College students using down time during faculty strike to learn independently
Classes remain cancelled at colleges across Ontario
While college professors prepare to hit picket lines around the province again today, some students are still hitting the books.
All classes remain cancelled at colleges across Ontario, including Cambrian College and Collège Boréal in Sudbury, Sault College in Sault Ste Marie, Northern College in Timmins and Canadore College in North Bay. Campuses remain open.
Those students in engineering at Cambrian, like second year power engineering student Mike Muzyka, will soon have to write a provincially-mandated exam.
"We're governed under the TSSA [Technical Safety Standards Authority] so we have to pass those exams to get our certificate. So that continues no matter what," Muzyka says.
He calls the atmosphere on campus 'quiet', as students wait to hear if the dispute will end and classes can resume.
However, Muzyka isn't too worried about his upcoming exam.
"We'll put the work in, do what we got to do to get it done."
Muzyka's classmate, Rod Dammeier, is a mature student who says by now he should know how to study on his own.
"To be honest, it's not as big of a deal for me, but if it was your first year in college, I could see a lot of those kids kind of being lost," says Dammeier.
Students have mixed feelings about strike

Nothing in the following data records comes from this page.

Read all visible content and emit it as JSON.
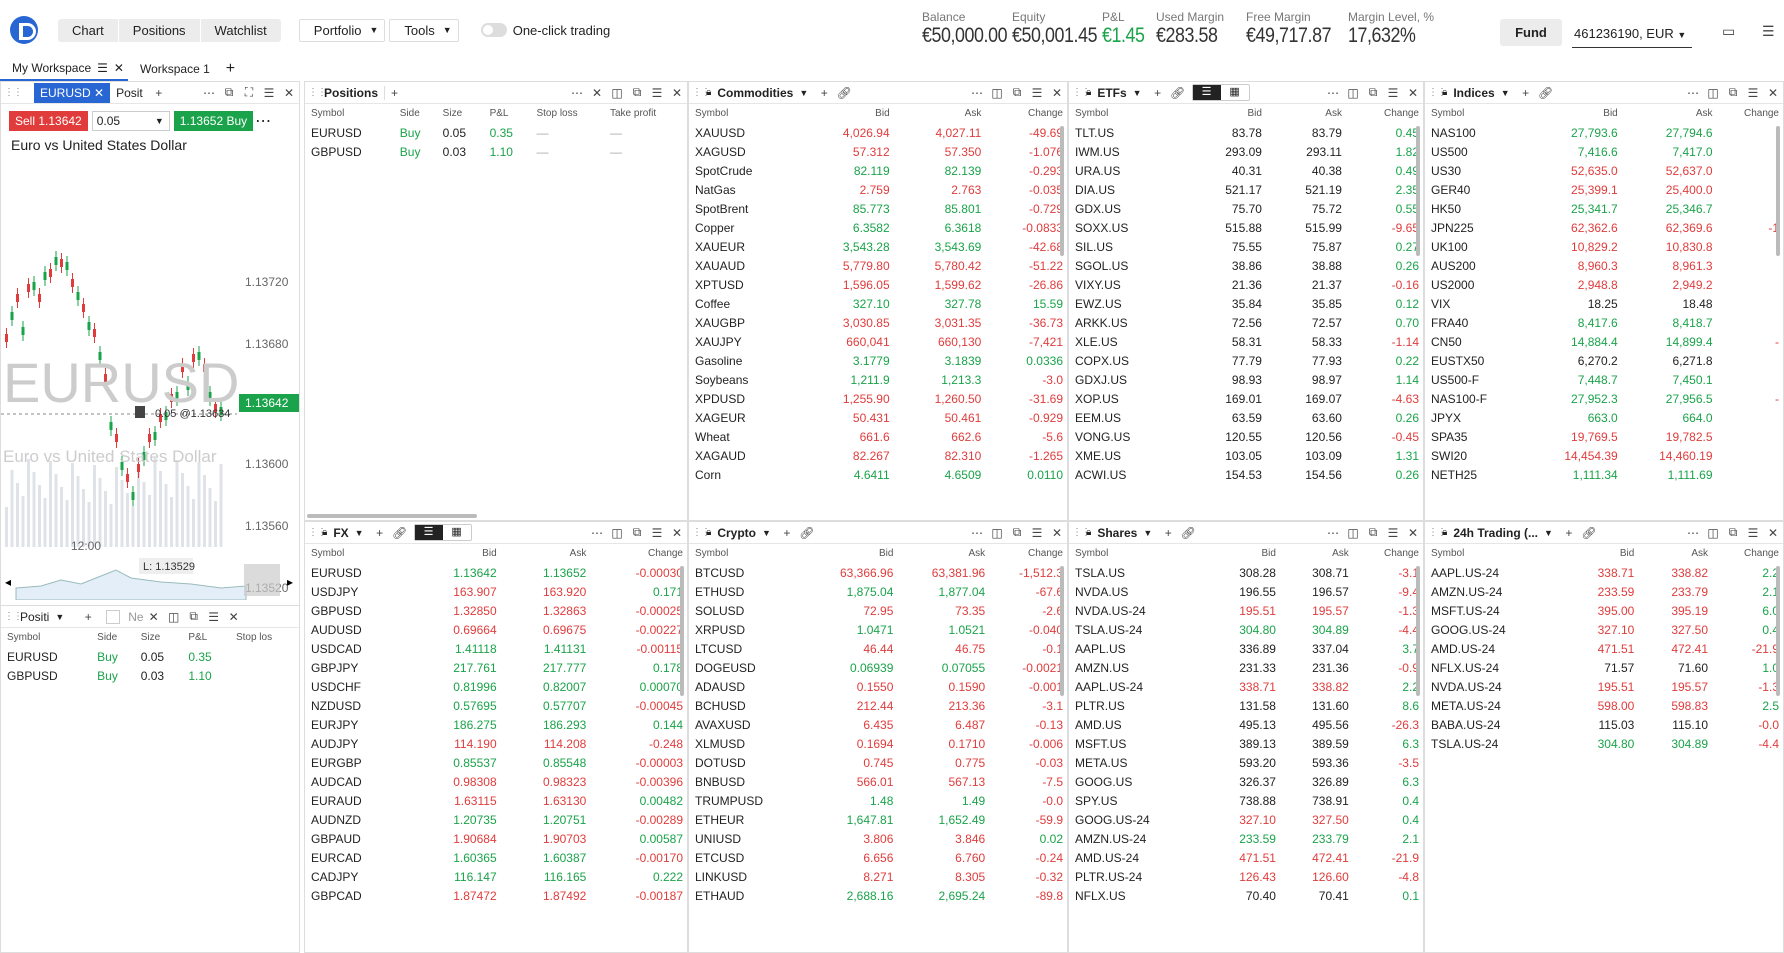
{
  "topbar": {
    "chart": "Chart",
    "positions": "Positions",
    "watchlist": "Watchlist",
    "portfolio": "Portfolio",
    "tools": "Tools",
    "oneclick": "One-click trading",
    "fund": "Fund",
    "account": "461236190, EUR"
  },
  "metrics": [
    {
      "label": "Balance",
      "value": "€50,000.00"
    },
    {
      "label": "Equity",
      "value": "€50,001.45"
    },
    {
      "label": "P&L",
      "value": "€1.45"
    },
    {
      "label": "Used Margin",
      "value": "€283.58"
    },
    {
      "label": "Free Margin",
      "value": "€49,717.87"
    },
    {
      "label": "Margin Level, %",
      "value": "17,632%"
    }
  ],
  "workspaces": [
    "My Workspace",
    "Workspace 1"
  ],
  "chart": {
    "tab": "EURUSD",
    "tab2": "Posit",
    "sell": "Sell 1.13642",
    "qty": "0.05",
    "buy": "1.13652 Buy",
    "title": "Euro vs United States Dollar",
    "watermark": "EURUSD",
    "watermark_sub": "Euro vs United States Dollar",
    "prices": [
      "1.13720",
      "1.13680",
      "1.13642",
      "1.13600",
      "1.13560",
      "1.13520"
    ],
    "order": "0.05 @1.13634",
    "low": "L: 1.13529",
    "time": "12:00"
  },
  "positions_small": {
    "title": "Positi",
    "cols": [
      "Symbol",
      "Side",
      "Size",
      "P&L",
      "Stop los"
    ],
    "rows": [
      [
        "EURUSD",
        "Buy",
        "0.05",
        "0.35"
      ],
      [
        "GBPUSD",
        "Buy",
        "0.03",
        "1.10"
      ]
    ],
    "search": "Ne"
  },
  "positions": {
    "title": "Positions",
    "cols": [
      "Symbol",
      "Side",
      "Size",
      "P&L",
      "Stop loss",
      "Take profit"
    ],
    "rows": [
      [
        "EURUSD",
        "Buy",
        "0.05",
        "0.35",
        "—",
        "—"
      ],
      [
        "GBPUSD",
        "Buy",
        "0.03",
        "1.10",
        "—",
        "—"
      ]
    ]
  },
  "cols": [
    "Symbol",
    "Bid",
    "Ask",
    "Change"
  ],
  "commodities": {
    "title": "Commodities",
    "rows": [
      [
        "XAUUSD",
        "4,026.94",
        "4,027.11",
        "-49.69",
        "r"
      ],
      [
        "XAGUSD",
        "57.312",
        "57.350",
        "-1.076",
        "r"
      ],
      [
        "SpotCrude",
        "82.119",
        "82.139",
        "-0.293",
        "g"
      ],
      [
        "NatGas",
        "2.759",
        "2.763",
        "-0.035",
        "r"
      ],
      [
        "SpotBrent",
        "85.773",
        "85.801",
        "-0.729",
        "g"
      ],
      [
        "Copper",
        "6.3582",
        "6.3618",
        "-0.0833",
        "g"
      ],
      [
        "XAUEUR",
        "3,543.28",
        "3,543.69",
        "-42.68",
        "g"
      ],
      [
        "XAUAUD",
        "5,779.80",
        "5,780.42",
        "-51.22",
        "r"
      ],
      [
        "XPTUSD",
        "1,596.05",
        "1,599.62",
        "-26.86",
        "r"
      ],
      [
        "Coffee",
        "327.10",
        "327.78",
        "15.59",
        "g"
      ],
      [
        "XAUGBP",
        "3,030.85",
        "3,031.35",
        "-36.73",
        "r"
      ],
      [
        "XAUJPY",
        "660,041",
        "660,130",
        "-7,421",
        "r"
      ],
      [
        "Gasoline",
        "3.1779",
        "3.1839",
        "0.0336",
        "g"
      ],
      [
        "Soybeans",
        "1,211.9",
        "1,213.3",
        "-3.0",
        "g"
      ],
      [
        "XPDUSD",
        "1,255.90",
        "1,260.50",
        "-31.69",
        "r"
      ],
      [
        "XAGEUR",
        "50.431",
        "50.461",
        "-0.929",
        "r"
      ],
      [
        "Wheat",
        "661.6",
        "662.6",
        "-5.6",
        "r"
      ],
      [
        "XAGAUD",
        "82.267",
        "82.310",
        "-1.265",
        "r"
      ],
      [
        "Corn",
        "4.6411",
        "4.6509",
        "0.0110",
        "g"
      ]
    ]
  },
  "etfs": {
    "title": "ETFs",
    "rows": [
      [
        "TLT.US",
        "83.78",
        "83.79",
        "0.45",
        "b"
      ],
      [
        "IWM.US",
        "293.09",
        "293.11",
        "1.82",
        "b"
      ],
      [
        "URA.US",
        "40.31",
        "40.38",
        "0.49",
        "b"
      ],
      [
        "DIA.US",
        "521.17",
        "521.19",
        "2.35",
        "b"
      ],
      [
        "GDX.US",
        "75.70",
        "75.72",
        "0.55",
        "b"
      ],
      [
        "SOXX.US",
        "515.88",
        "515.99",
        "-9.65",
        "b"
      ],
      [
        "SIL.US",
        "75.55",
        "75.87",
        "0.27",
        "b"
      ],
      [
        "SGOL.US",
        "38.86",
        "38.88",
        "0.26",
        "b"
      ],
      [
        "VIXY.US",
        "21.36",
        "21.37",
        "-0.16",
        "b"
      ],
      [
        "EWZ.US",
        "35.84",
        "35.85",
        "0.12",
        "b"
      ],
      [
        "ARKK.US",
        "72.56",
        "72.57",
        "0.70",
        "b"
      ],
      [
        "XLE.US",
        "58.31",
        "58.33",
        "-1.14",
        "b"
      ],
      [
        "COPX.US",
        "77.79",
        "77.93",
        "0.22",
        "b"
      ],
      [
        "GDXJ.US",
        "98.93",
        "98.97",
        "1.14",
        "b"
      ],
      [
        "XOP.US",
        "169.01",
        "169.07",
        "-4.63",
        "b"
      ],
      [
        "EEM.US",
        "63.59",
        "63.60",
        "0.26",
        "b"
      ],
      [
        "VONG.US",
        "120.55",
        "120.56",
        "-0.45",
        "b"
      ],
      [
        "XME.US",
        "103.05",
        "103.09",
        "1.31",
        "b"
      ],
      [
        "ACWI.US",
        "154.53",
        "154.56",
        "0.26",
        "b"
      ]
    ]
  },
  "indices": {
    "title": "Indices",
    "rows": [
      [
        "NAS100",
        "27,793.6",
        "27,794.6",
        "",
        "g"
      ],
      [
        "US500",
        "7,416.6",
        "7,417.0",
        "",
        "g"
      ],
      [
        "US30",
        "52,635.0",
        "52,637.0",
        "",
        "r"
      ],
      [
        "GER40",
        "25,399.1",
        "25,400.0",
        "",
        "r"
      ],
      [
        "HK50",
        "25,341.7",
        "25,346.7",
        "",
        "g"
      ],
      [
        "JPN225",
        "62,362.6",
        "62,369.6",
        "-1",
        "r"
      ],
      [
        "UK100",
        "10,829.2",
        "10,830.8",
        "",
        "r"
      ],
      [
        "AUS200",
        "8,960.3",
        "8,961.3",
        "",
        "r"
      ],
      [
        "US2000",
        "2,948.8",
        "2,949.2",
        "",
        "r"
      ],
      [
        "VIX",
        "18.25",
        "18.48",
        "",
        "b"
      ],
      [
        "FRA40",
        "8,417.6",
        "8,418.7",
        "",
        "g"
      ],
      [
        "CN50",
        "14,884.4",
        "14,899.4",
        "-",
        "g"
      ],
      [
        "EUSTX50",
        "6,270.2",
        "6,271.8",
        "",
        "b"
      ],
      [
        "US500-F",
        "7,448.7",
        "7,450.1",
        "",
        "g"
      ],
      [
        "NAS100-F",
        "27,952.3",
        "27,956.5",
        "-",
        "g"
      ],
      [
        "JPYX",
        "663.0",
        "664.0",
        "",
        "g"
      ],
      [
        "SPA35",
        "19,769.5",
        "19,782.5",
        "",
        "r"
      ],
      [
        "SWI20",
        "14,454.39",
        "14,460.19",
        "",
        "r"
      ],
      [
        "NETH25",
        "1,111.34",
        "1,111.69",
        "",
        "g"
      ]
    ]
  },
  "fx": {
    "title": "FX",
    "rows": [
      [
        "EURUSD",
        "1.13642",
        "1.13652",
        "-0.00030",
        "g"
      ],
      [
        "USDJPY",
        "163.907",
        "163.920",
        "0.171",
        "r"
      ],
      [
        "GBPUSD",
        "1.32850",
        "1.32863",
        "-0.00025",
        "r"
      ],
      [
        "AUDUSD",
        "0.69664",
        "0.69675",
        "-0.00227",
        "r"
      ],
      [
        "USDCAD",
        "1.41118",
        "1.41131",
        "-0.00115",
        "g"
      ],
      [
        "GBPJPY",
        "217.761",
        "217.777",
        "0.178",
        "g"
      ],
      [
        "USDCHF",
        "0.81996",
        "0.82007",
        "0.00070",
        "g"
      ],
      [
        "NZDUSD",
        "0.57695",
        "0.57707",
        "-0.00045",
        "g"
      ],
      [
        "EURJPY",
        "186.275",
        "186.293",
        "0.144",
        "g"
      ],
      [
        "AUDJPY",
        "114.190",
        "114.208",
        "-0.248",
        "r"
      ],
      [
        "EURGBP",
        "0.85537",
        "0.85548",
        "-0.00003",
        "g"
      ],
      [
        "AUDCAD",
        "0.98308",
        "0.98323",
        "-0.00396",
        "r"
      ],
      [
        "EURAUD",
        "1.63115",
        "1.63130",
        "0.00482",
        "r"
      ],
      [
        "AUDNZD",
        "1.20735",
        "1.20751",
        "-0.00289",
        "g"
      ],
      [
        "GBPAUD",
        "1.90684",
        "1.90703",
        "0.00587",
        "r"
      ],
      [
        "EURCAD",
        "1.60365",
        "1.60387",
        "-0.00170",
        "g"
      ],
      [
        "CADJPY",
        "116.147",
        "116.165",
        "0.222",
        "g"
      ],
      [
        "GBPCAD",
        "1.87472",
        "1.87492",
        "-0.00187",
        "r"
      ]
    ]
  },
  "crypto": {
    "title": "Crypto",
    "rows": [
      [
        "BTCUSD",
        "63,366.96",
        "63,381.96",
        "-1,512.3",
        "r"
      ],
      [
        "ETHUSD",
        "1,875.04",
        "1,877.04",
        "-67.6",
        "g"
      ],
      [
        "SOLUSD",
        "72.95",
        "73.35",
        "-2.6",
        "r"
      ],
      [
        "XRPUSD",
        "1.0471",
        "1.0521",
        "-0.040",
        "g"
      ],
      [
        "LTCUSD",
        "46.44",
        "46.75",
        "-0.1",
        "r"
      ],
      [
        "DOGEUSD",
        "0.06939",
        "0.07055",
        "-0.0021",
        "g"
      ],
      [
        "ADAUSD",
        "0.1550",
        "0.1590",
        "-0.001",
        "r"
      ],
      [
        "BCHUSD",
        "212.44",
        "213.36",
        "-3.1",
        "r"
      ],
      [
        "AVAXUSD",
        "6.435",
        "6.487",
        "-0.13",
        "r"
      ],
      [
        "XLMUSD",
        "0.1694",
        "0.1710",
        "-0.006",
        "r"
      ],
      [
        "DOTUSD",
        "0.745",
        "0.775",
        "-0.03",
        "r"
      ],
      [
        "BNBUSD",
        "566.01",
        "567.13",
        "-7.5",
        "r"
      ],
      [
        "TRUMPUSD",
        "1.48",
        "1.49",
        "-0.0",
        "g"
      ],
      [
        "ETHEUR",
        "1,647.81",
        "1,652.49",
        "-59.9",
        "g"
      ],
      [
        "UNIUSD",
        "3.806",
        "3.846",
        "0.02",
        "r"
      ],
      [
        "ETCUSD",
        "6.656",
        "6.760",
        "-0.24",
        "r"
      ],
      [
        "LINKUSD",
        "8.271",
        "8.305",
        "-0.32",
        "r"
      ],
      [
        "ETHAUD",
        "2,688.16",
        "2,695.24",
        "-89.8",
        "g"
      ]
    ]
  },
  "shares": {
    "title": "Shares",
    "rows": [
      [
        "TSLA.US",
        "308.28",
        "308.71",
        "-3.1",
        "b"
      ],
      [
        "NVDA.US",
        "196.55",
        "196.57",
        "-9.4",
        "b"
      ],
      [
        "NVDA.US-24",
        "195.51",
        "195.57",
        "-1.3",
        "r"
      ],
      [
        "TSLA.US-24",
        "304.80",
        "304.89",
        "-4.4",
        "g"
      ],
      [
        "AAPL.US",
        "336.89",
        "337.04",
        "3.7",
        "b"
      ],
      [
        "AMZN.US",
        "231.33",
        "231.36",
        "-0.9",
        "b"
      ],
      [
        "AAPL.US-24",
        "338.71",
        "338.82",
        "2.2",
        "r"
      ],
      [
        "PLTR.US",
        "131.58",
        "131.60",
        "8.6",
        "b"
      ],
      [
        "AMD.US",
        "495.13",
        "495.56",
        "-26.3",
        "b"
      ],
      [
        "MSFT.US",
        "389.13",
        "389.59",
        "6.3",
        "b"
      ],
      [
        "META.US",
        "593.20",
        "593.36",
        "-3.5",
        "b"
      ],
      [
        "GOOG.US",
        "326.37",
        "326.89",
        "6.3",
        "b"
      ],
      [
        "SPY.US",
        "738.88",
        "738.91",
        "0.4",
        "b"
      ],
      [
        "GOOG.US-24",
        "327.10",
        "327.50",
        "0.4",
        "r"
      ],
      [
        "AMZN.US-24",
        "233.59",
        "233.79",
        "2.1",
        "g"
      ],
      [
        "AMD.US-24",
        "471.51",
        "472.41",
        "-21.9",
        "r"
      ],
      [
        "PLTR.US-24",
        "126.43",
        "126.60",
        "-4.8",
        "r"
      ],
      [
        "NFLX.US",
        "70.40",
        "70.41",
        "0.1",
        "b"
      ]
    ]
  },
  "trading24": {
    "title": "24h Trading (...",
    "rows": [
      [
        "AAPL.US-24",
        "338.71",
        "338.82",
        "2.2",
        "r"
      ],
      [
        "AMZN.US-24",
        "233.59",
        "233.79",
        "2.1",
        "r"
      ],
      [
        "MSFT.US-24",
        "395.00",
        "395.19",
        "6.0",
        "r"
      ],
      [
        "GOOG.US-24",
        "327.10",
        "327.50",
        "0.4",
        "r"
      ],
      [
        "AMD.US-24",
        "471.51",
        "472.41",
        "-21.9",
        "r"
      ],
      [
        "NFLX.US-24",
        "71.57",
        "71.60",
        "1.0",
        "b"
      ],
      [
        "NVDA.US-24",
        "195.51",
        "195.57",
        "-1.3",
        "r"
      ],
      [
        "META.US-24",
        "598.00",
        "598.83",
        "2.5",
        "r"
      ],
      [
        "BABA.US-24",
        "115.03",
        "115.10",
        "-0.0",
        "b"
      ],
      [
        "TSLA.US-24",
        "304.80",
        "304.89",
        "-4.4",
        "g"
      ]
    ]
  },
  "colors": {
    "red": "#e03c3c",
    "green": "#1aa34a",
    "blue": "#2867d3"
  }
}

"I'm trying to stay positive and look at it as it's going to be a small break for the students to try to catch up on their projects, and have that extra time to work. But at the same time it's not fair to anybody - for the college, the students, the professors."
Although she sides with the professors in the dispute, she says she wishes the strike didn't cut into her education time.
Music students have auditions early in the new year. Corman is worried the strike will push back those auditions or students will be left unprepared for the performance.
Will disruption affect student visas?
Meanwhile, some international students at Cambrian are eyeing the calendar nervously, wondering if the faculty strike will affect their student visas.
"Unfortunately, if it stays longer than what we expect, it's going to be tough for [international students] to manage their certain level of qualification criteria to be staying in Canada," Singh Broca says.
The Ontario Public Service Employees Union representing 12,000 professors at 24 colleges says it's fighting to turn more contract jobs into permanent ones. The College Employer Council says this would be too expensive.
As of Monday, there were no talks scheduled to end the dispute.
With files from Jessica Pope